-- What to produce --
The response must consist of every record, restated word for word.

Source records
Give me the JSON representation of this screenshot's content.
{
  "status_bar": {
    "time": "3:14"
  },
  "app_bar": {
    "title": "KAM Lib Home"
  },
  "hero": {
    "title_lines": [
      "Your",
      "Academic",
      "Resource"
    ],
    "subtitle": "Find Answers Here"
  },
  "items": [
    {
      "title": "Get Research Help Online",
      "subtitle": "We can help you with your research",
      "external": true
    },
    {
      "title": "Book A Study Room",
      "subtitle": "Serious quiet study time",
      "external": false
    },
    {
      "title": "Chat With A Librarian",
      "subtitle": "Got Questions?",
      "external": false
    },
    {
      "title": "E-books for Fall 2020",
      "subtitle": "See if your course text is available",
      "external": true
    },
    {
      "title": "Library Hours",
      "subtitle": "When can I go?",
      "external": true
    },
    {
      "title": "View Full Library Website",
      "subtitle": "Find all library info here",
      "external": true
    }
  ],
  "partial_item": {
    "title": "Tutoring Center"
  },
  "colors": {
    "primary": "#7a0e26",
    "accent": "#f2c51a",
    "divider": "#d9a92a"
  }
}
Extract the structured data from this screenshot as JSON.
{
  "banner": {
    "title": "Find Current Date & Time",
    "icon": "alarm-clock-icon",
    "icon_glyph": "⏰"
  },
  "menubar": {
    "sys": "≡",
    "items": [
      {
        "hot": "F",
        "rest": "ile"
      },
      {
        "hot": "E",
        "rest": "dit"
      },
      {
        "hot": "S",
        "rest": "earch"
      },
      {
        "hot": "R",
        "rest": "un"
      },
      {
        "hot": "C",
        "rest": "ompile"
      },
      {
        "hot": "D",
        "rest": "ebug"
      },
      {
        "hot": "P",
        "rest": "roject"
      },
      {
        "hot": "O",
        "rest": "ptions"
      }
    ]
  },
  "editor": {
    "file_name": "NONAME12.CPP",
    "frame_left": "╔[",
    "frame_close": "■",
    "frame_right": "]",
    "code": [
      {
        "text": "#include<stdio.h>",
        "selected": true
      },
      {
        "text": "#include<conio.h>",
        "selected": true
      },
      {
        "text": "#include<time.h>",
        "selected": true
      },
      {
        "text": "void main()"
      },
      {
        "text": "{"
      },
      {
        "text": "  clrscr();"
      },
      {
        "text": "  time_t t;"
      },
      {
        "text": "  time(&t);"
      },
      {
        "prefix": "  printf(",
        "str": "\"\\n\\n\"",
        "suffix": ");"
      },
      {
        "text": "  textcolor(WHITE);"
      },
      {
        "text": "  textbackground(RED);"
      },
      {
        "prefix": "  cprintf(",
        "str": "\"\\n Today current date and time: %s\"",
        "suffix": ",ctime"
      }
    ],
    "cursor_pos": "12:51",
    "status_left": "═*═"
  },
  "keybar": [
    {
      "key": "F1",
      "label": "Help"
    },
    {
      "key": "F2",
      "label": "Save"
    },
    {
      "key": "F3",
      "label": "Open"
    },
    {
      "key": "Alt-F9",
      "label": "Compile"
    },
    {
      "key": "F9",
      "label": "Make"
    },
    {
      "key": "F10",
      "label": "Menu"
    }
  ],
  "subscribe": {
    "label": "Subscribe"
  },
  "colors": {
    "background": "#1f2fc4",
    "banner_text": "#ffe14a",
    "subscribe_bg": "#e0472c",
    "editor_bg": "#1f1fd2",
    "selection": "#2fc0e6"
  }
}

-- Expected answer --
Give me the JSON representation of this screenshot's content.
{
  "status_bar": {
    "time": "3:14"
  },
  "app_bar": {
    "title": "KAM Lib Home"
  },
  "hero": {
    "title_lines": [
      "Your",
      "Academic",
      "Resource"
    ],
    "subtitle": "Find Answers Here"
  },
  "items": [
    {
      "title": "Get Research Help Online",
      "subtitle": "We can help you with your research",
      "external": true
    },
    {
      "title": "Book A Study Room",
      "subtitle": "Serious quiet study time",
      "external": false
    },
    {
      "title": "Chat With A Librarian",
      "subtitle": "Got Questions?",
      "external": false
    },
    {
      "title": "E-books for Fall 2020",
      "subtitle": "See if your course text is available",
      "external": true
    },
    {
      "title": "Library Hours",
      "subtitle": "When can I go?",
      "external": true
    },
    {
      "title": "View Full Library Website",
      "subtitle": "Find all library info here",
      "external": true
    }
  ],
  "partial_item": {
    "title": "Tutoring Center"
  },
  "colors": {
    "primary": "#7a0e26",
    "accent": "#f2c51a",
    "divider": "#d9a92a"
  }
}
Extract the structured data from this screenshot as JSON.
{
  "banner": {
    "title": "Find Current Date & Time",
    "icon": "alarm-clock-icon",
    "icon_glyph": "⏰"
  },
  "menubar": {
    "sys": "≡",
    "items": [
      {
        "hot": "F",
        "rest": "ile"
      },
      {
        "hot": "E",
        "rest": "dit"
      },
      {
        "hot": "S",
        "rest": "earch"
      },
      {
        "hot": "R",
        "rest": "un"
      },
      {
        "hot": "C",
        "rest": "ompile"
      },
      {
        "hot": "D",
        "rest": "ebug"
      },
      {
        "hot": "P",
        "rest": "roject"
      },
      {
        "hot": "O",
        "rest": "ptions"
      }
    ]
  },
  "editor": {
    "file_name": "NONAME12.CPP",
    "frame_left": "╔[",
    "frame_close": "■",
    "frame_right": "]",
    "code": [
      {
        "text": "#include<stdio.h>",
        "selected": true
      },
      {
        "text": "#include<conio.h>",
        "selected": true
      },
      {
        "text": "#include<time.h>",
        "selected": true
      },
      {
        "text": "void main()"
      },
      {
        "text": "{"
      },
      {
        "text": "  clrscr();"
      },
      {
        "text": "  time_t t;"
      },
      {
        "text": "  time(&t);"
      },
      {
        "prefix": "  printf(",
        "str": "\"\\n\\n\"",
        "suffix": ");"
      },
      {
        "text": "  textcolor(WHITE);"
      },
      {
        "text": "  textbackground(RED);"
      },
      {
        "prefix": "  cprintf(",
        "str": "\"\\n Today current date and time: %s\"",
        "suffix": ",ctime"
      }
    ],
    "cursor_pos": "12:51",
    "status_left": "═*═"
  },
  "keybar": [
    {
      "key": "F1",
      "label": "Help"
    },
    {
      "key": "F2",
      "label": "Save"
    },
    {
      "key": "F3",
      "label": "Open"
    },
    {
      "key": "Alt-F9",
      "label": "Compile"
    },
    {
      "key": "F9",
      "label": "Make"
    },
    {
      "key": "F10",
      "label": "Menu"
    }
  ],
  "subscribe": {
    "label": "Subscribe"
  },
  "colors": {
    "background": "#1f2fc4",
    "banner_text": "#ffe14a",
    "subscribe_bg": "#e0472c",
    "editor_bg": "#1f1fd2",
    "selection": "#2fc0e6"
  }
}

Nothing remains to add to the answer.